Each entry needs to be duplicated exactly.

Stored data
-.-.-

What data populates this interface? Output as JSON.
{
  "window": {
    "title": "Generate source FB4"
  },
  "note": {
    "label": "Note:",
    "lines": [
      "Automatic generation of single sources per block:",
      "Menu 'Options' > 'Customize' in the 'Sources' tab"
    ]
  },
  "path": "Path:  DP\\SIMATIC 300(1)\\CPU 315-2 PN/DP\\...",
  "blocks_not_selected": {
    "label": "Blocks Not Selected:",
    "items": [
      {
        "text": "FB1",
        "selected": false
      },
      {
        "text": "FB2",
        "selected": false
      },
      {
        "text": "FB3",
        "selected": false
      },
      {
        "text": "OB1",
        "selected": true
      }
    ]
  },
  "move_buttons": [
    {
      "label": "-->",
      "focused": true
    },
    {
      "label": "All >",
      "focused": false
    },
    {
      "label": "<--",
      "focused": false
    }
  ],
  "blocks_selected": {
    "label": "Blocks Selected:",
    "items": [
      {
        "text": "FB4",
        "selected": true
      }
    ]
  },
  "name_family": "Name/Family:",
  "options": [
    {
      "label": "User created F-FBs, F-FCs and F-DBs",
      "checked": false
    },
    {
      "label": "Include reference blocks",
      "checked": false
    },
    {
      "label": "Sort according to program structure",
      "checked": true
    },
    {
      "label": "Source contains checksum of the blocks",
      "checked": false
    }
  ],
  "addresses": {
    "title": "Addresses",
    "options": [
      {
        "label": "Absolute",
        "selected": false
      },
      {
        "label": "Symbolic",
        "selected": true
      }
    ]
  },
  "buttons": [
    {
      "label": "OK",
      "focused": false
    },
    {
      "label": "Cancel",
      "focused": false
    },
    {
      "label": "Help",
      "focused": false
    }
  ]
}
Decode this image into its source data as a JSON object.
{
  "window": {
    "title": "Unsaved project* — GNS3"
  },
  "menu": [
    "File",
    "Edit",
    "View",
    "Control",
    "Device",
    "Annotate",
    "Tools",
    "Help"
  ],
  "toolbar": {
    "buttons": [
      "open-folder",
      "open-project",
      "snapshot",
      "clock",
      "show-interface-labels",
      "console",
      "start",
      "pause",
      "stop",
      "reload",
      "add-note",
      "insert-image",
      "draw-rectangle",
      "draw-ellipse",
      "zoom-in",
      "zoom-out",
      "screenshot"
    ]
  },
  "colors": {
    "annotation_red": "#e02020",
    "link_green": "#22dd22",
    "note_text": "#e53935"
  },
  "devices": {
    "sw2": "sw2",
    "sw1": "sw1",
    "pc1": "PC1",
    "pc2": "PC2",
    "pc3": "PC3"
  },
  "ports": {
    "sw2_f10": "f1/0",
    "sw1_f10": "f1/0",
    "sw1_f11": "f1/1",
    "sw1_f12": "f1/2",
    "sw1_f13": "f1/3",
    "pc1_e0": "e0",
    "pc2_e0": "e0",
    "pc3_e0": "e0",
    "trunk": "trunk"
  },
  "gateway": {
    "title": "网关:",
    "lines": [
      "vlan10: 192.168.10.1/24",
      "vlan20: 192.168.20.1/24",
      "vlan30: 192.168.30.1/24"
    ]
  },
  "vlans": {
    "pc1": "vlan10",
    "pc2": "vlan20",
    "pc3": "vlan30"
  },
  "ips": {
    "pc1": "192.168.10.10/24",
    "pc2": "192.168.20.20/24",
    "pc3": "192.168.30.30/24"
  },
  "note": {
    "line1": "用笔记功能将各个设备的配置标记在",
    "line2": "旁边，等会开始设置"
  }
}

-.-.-

Response to the exercise:
What data populates this interface? Output as JSON.
{
  "window": {
    "title": "Generate source FB4"
  },
  "note": {
    "label": "Note:",
    "lines": [
      "Automatic generation of single sources per block:",
      "Menu 'Options' > 'Customize' in the 'Sources' tab"
    ]
  },
  "path": "Path:  DP\\SIMATIC 300(1)\\CPU 315-2 PN/DP\\...",
  "blocks_not_selected": {
    "label": "Blocks Not Selected:",
    "items": [
      {
        "text": "FB1",
        "selected": false
      },
      {
        "text": "FB2",
        "selected": false
      },
      {
        "text": "FB3",
        "selected": false
      },
      {
        "text": "OB1",
        "selected": true
      }
    ]
  },
  "move_buttons": [
    {
      "label": "-->",
      "focused": true
    },
    {
      "label": "All >",
      "focused": false
    },
    {
      "label": "<--",
      "focused": false
    }
  ],
  "blocks_selected": {
    "label": "Blocks Selected:",
    "items": [
      {
        "text": "FB4",
        "selected": true
      }
    ]
  },
  "name_family": "Name/Family:",
  "options": [
    {
      "label": "User created F-FBs, F-FCs and F-DBs",
      "checked": false
    },
    {
      "label": "Include reference blocks",
      "checked": false
    },
    {
      "label": "Sort according to program structure",
      "checked": true
    },
    {
      "label": "Source contains checksum of the blocks",
      "checked": false
    }
  ],
  "addresses": {
    "title": "Addresses",
    "options": [
      {
        "label": "Absolute",
        "selected": false
      },
      {
        "label": "Symbolic",
        "selected": true
      }
    ]
  },
  "buttons": [
    {
      "label": "OK",
      "focused": false
    },
    {
      "label": "Cancel",
      "focused": false
    },
    {
      "label": "Help",
      "focused": false
    }
  ]
}
Decode this image into its source data as a JSON object.
{
  "window": {
    "title": "Unsaved project* — GNS3"
  },
  "menu": [
    "File",
    "Edit",
    "View",
    "Control",
    "Device",
    "Annotate",
    "Tools",
    "Help"
  ],
  "toolbar": {
    "buttons": [
      "open-folder",
      "open-project",
      "snapshot",
      "clock",
      "show-interface-labels",
      "console",
      "start",
      "pause",
      "stop",
      "reload",
      "add-note",
      "insert-image",
      "draw-rectangle",
      "draw-ellipse",
      "zoom-in",
      "zoom-out",
      "screenshot"
    ]
  },
  "colors": {
    "annotation_red": "#e02020",
    "link_green": "#22dd22",
    "note_text": "#e53935"
  },
  "devices": {
    "sw2": "sw2",
    "sw1": "sw1",
    "pc1": "PC1",
    "pc2": "PC2",
    "pc3": "PC3"
  },
  "ports": {
    "sw2_f10": "f1/0",
    "sw1_f10": "f1/0",
    "sw1_f11": "f1/1",
    "sw1_f12": "f1/2",
    "sw1_f13": "f1/3",
    "pc1_e0": "e0",
    "pc2_e0": "e0",
    "pc3_e0": "e0",
    "trunk": "trunk"
  },
  "gateway": {
    "title": "网关:",
    "lines": [
      "vlan10: 192.168.10.1/24",
      "vlan20: 192.168.20.1/24",
      "vlan30: 192.168.30.1/24"
    ]
  },
  "vlans": {
    "pc1": "vlan10",
    "pc2": "vlan20",
    "pc3": "vlan30"
  },
  "ips": {
    "pc1": "192.168.10.10/24",
    "pc2": "192.168.20.20/24",
    "pc3": "192.168.30.30/24"
  },
  "note": {
    "line1": "用笔记功能将各个设备的配置标记在",
    "line2": "旁边，等会开始设置"
  }
}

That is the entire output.